* Work task: Could you please repeat all of the entries exactly as written?

**** Dataset records

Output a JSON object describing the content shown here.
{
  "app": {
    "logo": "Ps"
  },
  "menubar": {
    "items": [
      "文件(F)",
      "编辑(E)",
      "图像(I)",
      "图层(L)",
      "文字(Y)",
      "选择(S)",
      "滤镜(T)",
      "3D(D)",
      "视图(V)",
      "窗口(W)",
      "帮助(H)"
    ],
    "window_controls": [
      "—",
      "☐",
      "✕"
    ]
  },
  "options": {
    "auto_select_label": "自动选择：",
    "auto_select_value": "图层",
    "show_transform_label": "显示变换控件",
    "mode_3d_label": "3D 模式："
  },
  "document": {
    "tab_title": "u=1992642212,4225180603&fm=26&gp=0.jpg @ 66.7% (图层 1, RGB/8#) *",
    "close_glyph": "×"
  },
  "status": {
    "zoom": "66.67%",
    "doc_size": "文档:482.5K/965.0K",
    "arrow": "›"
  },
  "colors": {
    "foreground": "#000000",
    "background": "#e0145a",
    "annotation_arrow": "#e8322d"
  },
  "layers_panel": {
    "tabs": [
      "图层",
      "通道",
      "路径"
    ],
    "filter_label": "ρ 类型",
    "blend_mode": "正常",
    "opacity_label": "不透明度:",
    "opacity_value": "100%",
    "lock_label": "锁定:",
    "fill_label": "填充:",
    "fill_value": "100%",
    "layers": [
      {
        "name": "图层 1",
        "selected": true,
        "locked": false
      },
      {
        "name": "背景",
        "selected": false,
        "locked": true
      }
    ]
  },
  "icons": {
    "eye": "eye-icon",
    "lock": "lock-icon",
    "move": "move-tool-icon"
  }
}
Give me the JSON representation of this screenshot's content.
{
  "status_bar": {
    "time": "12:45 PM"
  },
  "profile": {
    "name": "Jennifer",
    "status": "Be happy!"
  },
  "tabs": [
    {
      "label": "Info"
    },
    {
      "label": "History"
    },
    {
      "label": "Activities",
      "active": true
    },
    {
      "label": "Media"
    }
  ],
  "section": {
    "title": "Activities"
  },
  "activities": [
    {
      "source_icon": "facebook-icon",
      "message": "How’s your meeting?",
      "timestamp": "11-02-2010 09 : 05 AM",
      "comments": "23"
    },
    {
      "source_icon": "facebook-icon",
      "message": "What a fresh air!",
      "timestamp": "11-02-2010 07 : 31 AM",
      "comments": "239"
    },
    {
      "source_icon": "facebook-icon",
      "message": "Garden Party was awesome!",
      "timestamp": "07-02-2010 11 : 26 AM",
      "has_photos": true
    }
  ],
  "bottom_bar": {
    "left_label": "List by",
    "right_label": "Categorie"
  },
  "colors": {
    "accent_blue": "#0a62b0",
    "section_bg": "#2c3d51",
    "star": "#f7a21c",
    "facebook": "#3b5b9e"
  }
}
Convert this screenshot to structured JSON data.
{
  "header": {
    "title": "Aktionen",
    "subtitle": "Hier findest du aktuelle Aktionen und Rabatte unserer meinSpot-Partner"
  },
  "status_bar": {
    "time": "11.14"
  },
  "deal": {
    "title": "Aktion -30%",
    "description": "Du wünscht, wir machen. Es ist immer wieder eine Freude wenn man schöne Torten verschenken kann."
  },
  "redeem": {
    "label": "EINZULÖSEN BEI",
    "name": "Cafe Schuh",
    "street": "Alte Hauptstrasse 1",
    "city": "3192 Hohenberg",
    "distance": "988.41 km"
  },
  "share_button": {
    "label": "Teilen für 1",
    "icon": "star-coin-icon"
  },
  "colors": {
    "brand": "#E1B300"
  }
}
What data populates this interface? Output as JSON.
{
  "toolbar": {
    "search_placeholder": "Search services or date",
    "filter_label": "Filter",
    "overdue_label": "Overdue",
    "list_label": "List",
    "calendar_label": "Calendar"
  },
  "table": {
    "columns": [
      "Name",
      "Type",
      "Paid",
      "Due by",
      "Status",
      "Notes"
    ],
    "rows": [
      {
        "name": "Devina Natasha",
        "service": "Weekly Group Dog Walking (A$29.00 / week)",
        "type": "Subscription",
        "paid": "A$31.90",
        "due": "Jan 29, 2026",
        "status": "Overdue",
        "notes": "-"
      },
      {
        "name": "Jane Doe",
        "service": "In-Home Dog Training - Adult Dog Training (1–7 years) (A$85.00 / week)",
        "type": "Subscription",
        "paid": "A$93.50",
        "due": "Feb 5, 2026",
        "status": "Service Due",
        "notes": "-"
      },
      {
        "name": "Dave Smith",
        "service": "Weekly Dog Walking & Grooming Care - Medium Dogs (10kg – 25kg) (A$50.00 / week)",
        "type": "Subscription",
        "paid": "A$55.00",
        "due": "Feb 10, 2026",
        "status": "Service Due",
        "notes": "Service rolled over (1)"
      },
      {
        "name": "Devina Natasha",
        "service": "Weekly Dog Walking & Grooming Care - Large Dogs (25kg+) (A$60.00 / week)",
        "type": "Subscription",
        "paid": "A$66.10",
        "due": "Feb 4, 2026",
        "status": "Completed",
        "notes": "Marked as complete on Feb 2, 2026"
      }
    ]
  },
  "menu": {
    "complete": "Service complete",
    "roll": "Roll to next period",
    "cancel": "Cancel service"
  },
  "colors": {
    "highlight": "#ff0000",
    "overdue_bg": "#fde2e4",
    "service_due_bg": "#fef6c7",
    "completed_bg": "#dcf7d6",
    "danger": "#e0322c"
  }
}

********

* Result of the exercise:
Output a JSON object describing the content shown here.
{
  "app": {
    "logo": "Ps"
  },
  "menubar": {
    "items": [
      "文件(F)",
      "编辑(E)",
      "图像(I)",
      "图层(L)",
      "文字(Y)",
      "选择(S)",
      "滤镜(T)",
      "3D(D)",
      "视图(V)",
      "窗口(W)",
      "帮助(H)"
    ],
    "window_controls": [
      "—",
      "☐",
      "✕"
    ]
  },
  "options": {
    "auto_select_label": "自动选择：",
    "auto_select_value": "图层",
    "show_transform_label": "显示变换控件",
    "mode_3d_label": "3D 模式："
  },
  "document": {
    "tab_title": "u=1992642212,4225180603&fm=26&gp=0.jpg @ 66.7% (图层 1, RGB/8#) *",
    "close_glyph": "×"
  },
  "status": {
    "zoom": "66.67%",
    "doc_size": "文档:482.5K/965.0K",
    "arrow": "›"
  },
  "colors": {
    "foreground": "#000000",
    "background": "#e0145a",
    "annotation_arrow": "#e8322d"
  },
  "layers_panel": {
    "tabs": [
      "图层",
      "通道",
      "路径"
    ],
    "filter_label": "ρ 类型",
    "blend_mode": "正常",
    "opacity_label": "不透明度:",
    "opacity_value": "100%",
    "lock_label": "锁定:",
    "fill_label": "填充:",
    "fill_value": "100%",
    "layers": [
      {
        "name": "图层 1",
        "selected": true,
        "locked": false
      },
      {
        "name": "背景",
        "selected": false,
        "locked": true
      }
    ]
  },
  "icons": {
    "eye": "eye-icon",
    "lock": "lock-icon",
    "move": "move-tool-icon"
  }
}
Give me the JSON representation of this screenshot's content.
{
  "status_bar": {
    "time": "12:45 PM"
  },
  "profile": {
    "name": "Jennifer",
    "status": "Be happy!"
  },
  "tabs": [
    {
      "label": "Info"
    },
    {
      "label": "History"
    },
    {
      "label": "Activities",
      "active": true
    },
    {
      "label": "Media"
    }
  ],
  "section": {
    "title": "Activities"
  },
  "activities": [
    {
      "source_icon": "facebook-icon",
      "message": "How’s your meeting?",
      "timestamp": "11-02-2010 09 : 05 AM",
      "comments": "23"
    },
    {
      "source_icon": "facebook-icon",
      "message": "What a fresh air!",
      "timestamp": "11-02-2010 07 : 31 AM",
      "comments": "239"
    },
    {
      "source_icon": "facebook-icon",
      "message": "Garden Party was awesome!",
      "timestamp": "07-02-2010 11 : 26 AM",
      "has_photos": true
    }
  ],
  "bottom_bar": {
    "left_label": "List by",
    "right_label": "Categorie"
  },
  "colors": {
    "accent_blue": "#0a62b0",
    "section_bg": "#2c3d51",
    "star": "#f7a21c",
    "facebook": "#3b5b9e"
  }
}
Convert this screenshot to structured JSON data.
{
  "header": {
    "title": "Aktionen",
    "subtitle": "Hier findest du aktuelle Aktionen und Rabatte unserer meinSpot-Partner"
  },
  "status_bar": {
    "time": "11.14"
  },
  "deal": {
    "title": "Aktion -30%",
    "description": "Du wünscht, wir machen. Es ist immer wieder eine Freude wenn man schöne Torten verschenken kann."
  },
  "redeem": {
    "label": "EINZULÖSEN BEI",
    "name": "Cafe Schuh",
    "street": "Alte Hauptstrasse 1",
    "city": "3192 Hohenberg",
    "distance": "988.41 km"
  },
  "share_button": {
    "label": "Teilen für 1",
    "icon": "star-coin-icon"
  },
  "colors": {
    "brand": "#E1B300"
  }
}
What data populates this interface? Output as JSON.
{
  "toolbar": {
    "search_placeholder": "Search services or date",
    "filter_label": "Filter",
    "overdue_label": "Overdue",
    "list_label": "List",
    "calendar_label": "Calendar"
  },
  "table": {
    "columns": [
      "Name",
      "Type",
      "Paid",
      "Due by",
      "Status",
      "Notes"
    ],
    "rows": [
      {
        "name": "Devina Natasha",
        "service": "Weekly Group Dog Walking (A$29.00 / week)",
        "type": "Subscription",
        "paid": "A$31.90",
        "due": "Jan 29, 2026",
        "status": "Overdue",
        "notes": "-"
      },
      {
        "name": "Jane Doe",
        "service": "In-Home Dog Training - Adult Dog Training (1–7 years) (A$85.00 / week)",
        "type": "Subscription",
        "paid": "A$93.50",
        "due": "Feb 5, 2026",
        "status": "Service Due",
        "notes": "-"
      },
      {
        "name": "Dave Smith",
        "service": "Weekly Dog Walking & Grooming Care - Medium Dogs (10kg – 25kg) (A$50.00 / week)",
        "type": "Subscription",
        "paid": "A$55.00",
        "due": "Feb 10, 2026",
        "status": "Service Due",
        "notes": "Service rolled over (1)"
      },
      {
        "name": "Devina Natasha",
        "service": "Weekly Dog Walking & Grooming Care - Large Dogs (25kg+) (A$60.00 / week)",
        "type": "Subscription",
        "paid": "A$66.10",
        "due": "Feb 4, 2026",
        "status": "Completed",
        "notes": "Marked as complete on Feb 2, 2026"
      }
    ]
  },
  "menu": {
    "complete": "Service complete",
    "roll": "Roll to next period",
    "cancel": "Cancel service"
  },
  "colors": {
    "highlight": "#ff0000",
    "overdue_bg": "#fde2e4",
    "service_due_bg": "#fef6c7",
    "completed_bg": "#dcf7d6",
    "danger": "#e0322c"
  }
}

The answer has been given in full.